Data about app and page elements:
───
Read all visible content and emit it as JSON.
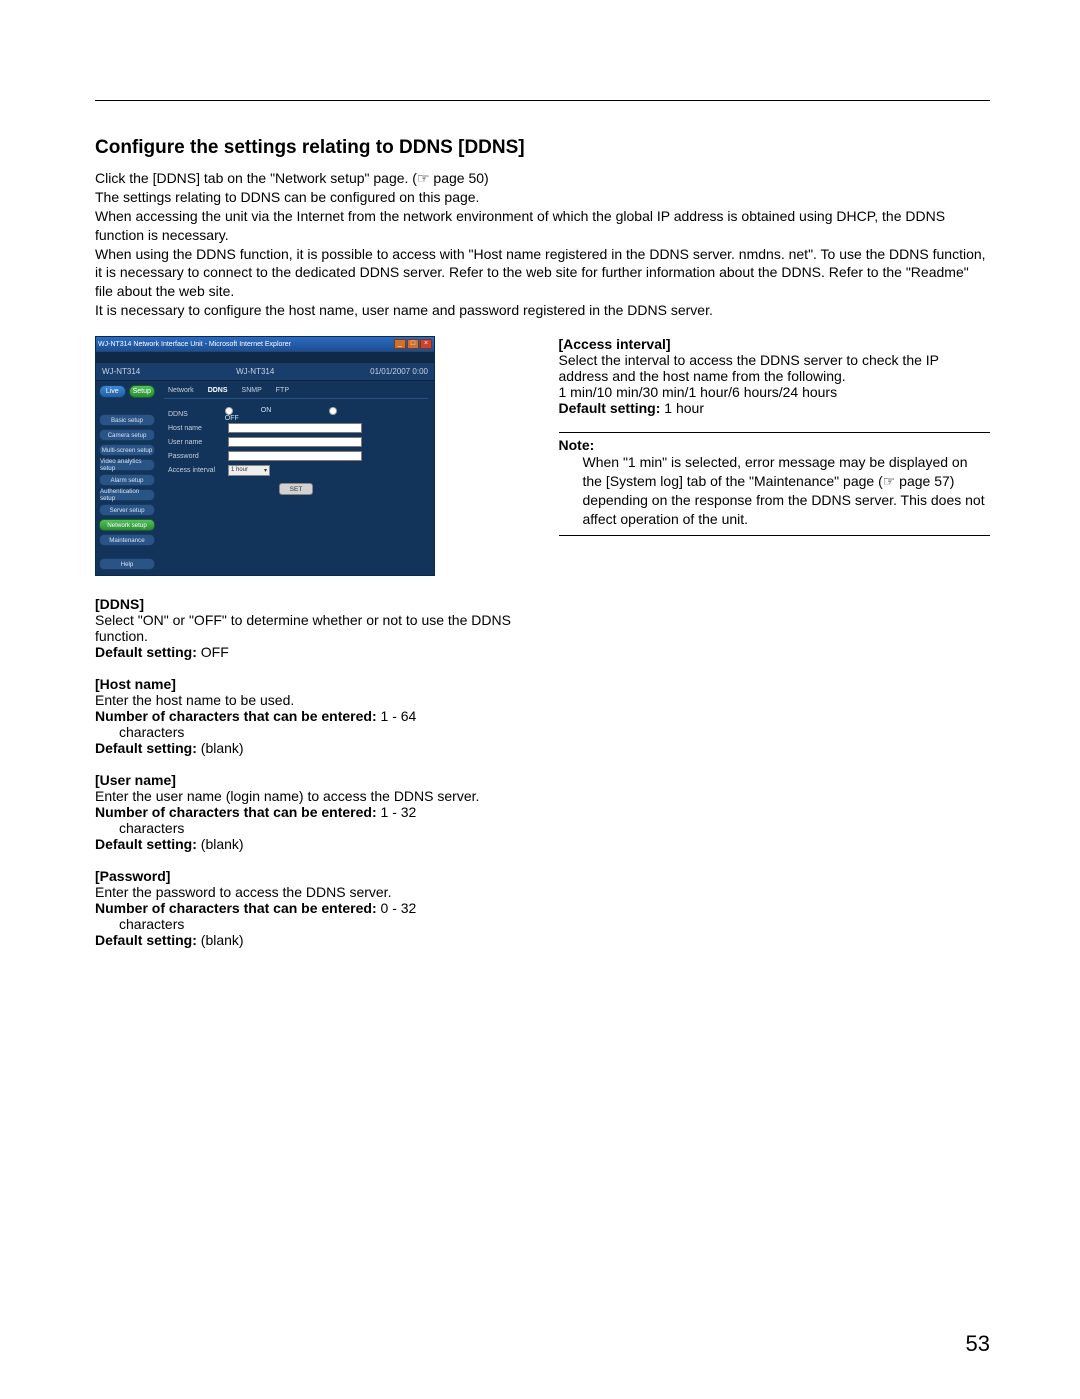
{
  "heading": "Configure the settings relating to DDNS [DDNS]",
  "intro": [
    "Click the [DDNS] tab on the \"Network setup\" page. (☞ page 50)",
    "The settings relating to DDNS can be configured on this page.",
    "When accessing the unit via the Internet from the network environment of which the global IP address is obtained using DHCP, the DDNS function is necessary.",
    "When using the DDNS function, it is possible to access with \"Host name registered in the DDNS server. nmdns. net\". To use the DDNS function, it is necessary to connect to the dedicated DDNS server. Refer to the web site for further information about the DDNS. Refer to the \"Readme\" file about the web site.",
    "It is necessary to configure the host name, user name and password registered in the DDNS server."
  ],
  "screenshot": {
    "titlebar": "WJ-NT314 Network Interface Unit - Microsoft Internet Explorer",
    "brand_left": "WJ-NT314",
    "brand_right": "WJ-NT314",
    "datetime": "01/01/2007 0:00",
    "top_buttons": {
      "live": "Live",
      "setup": "Setup"
    },
    "sidebar": [
      "Basic setup",
      "Camera setup",
      "Multi-screen setup",
      "Video analytics setup",
      "Alarm setup",
      "Authentication setup",
      "Server setup",
      "Network setup",
      "Maintenance",
      "Help"
    ],
    "sidebar_selected_index": 7,
    "tabs": [
      "Network",
      "DDNS",
      "SNMP",
      "FTP"
    ],
    "selected_tab_index": 1,
    "form": {
      "ddns_label": "DDNS",
      "ddns_on": "ON",
      "ddns_off": "OFF",
      "host_label": "Host name",
      "user_label": "User name",
      "pw_label": "Password",
      "interval_label": "Access interval",
      "interval_value": "1 hour",
      "set_button": "SET"
    }
  },
  "left_sections": {
    "ddns": {
      "head": "[DDNS]",
      "body": "Select \"ON\" or \"OFF\" to determine whether or not to use the DDNS function.",
      "def_label": "Default setting:",
      "def_val": " OFF"
    },
    "host": {
      "head": "[Host name]",
      "body": "Enter the host name to be used.",
      "num_label": "Number of characters that can be entered:",
      "num_val": " 1 - 64",
      "num_unit": "characters",
      "def_label": "Default setting:",
      "def_val": " (blank)"
    },
    "user": {
      "head": "[User name]",
      "body": "Enter the user name (login name) to access the DDNS server.",
      "num_label": "Number of characters that can be entered:",
      "num_val": " 1 - 32",
      "num_unit": "characters",
      "def_label": "Default setting:",
      "def_val": " (blank)"
    },
    "pw": {
      "head": "[Password]",
      "body": "Enter the password to access the DDNS server.",
      "num_label": "Number of characters that can be entered:",
      "num_val": " 0 - 32",
      "num_unit": "characters",
      "def_label": "Default setting:",
      "def_val": " (blank)"
    }
  },
  "right_sections": {
    "interval": {
      "head": "[Access interval]",
      "body1": "Select the interval to access the DDNS server to check the IP address and the host name from the following.",
      "body2": "1 min/10 min/30 min/1 hour/6 hours/24 hours",
      "def_label": "Default setting:",
      "def_val": " 1 hour"
    },
    "note": {
      "head": "Note:",
      "body": "When \"1 min\" is selected, error message may be displayed on the [System log] tab of the \"Maintenance\" page (☞ page 57) depending on the response from the DDNS server. This does not affect operation of the unit."
    }
  },
  "page_number": "53"
}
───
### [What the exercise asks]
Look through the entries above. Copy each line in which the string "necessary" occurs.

### [Written response]
    "When accessing the unit via the Internet from the network environment of which the global IP address is obtained using DHCP, the DDNS function is necessary.",
    "When using the DDNS function, it is possible to access with \"Host name registered in the DDNS server. nmdns. net\". To use the DDNS function, it is necessary to connect to the dedicated DDNS server. Refer to the web site for further information about the DDNS. Refer to the \"Readme\" file about the web site.",
    "It is necessary to configure the host name, user name and password registered in the DDNS server."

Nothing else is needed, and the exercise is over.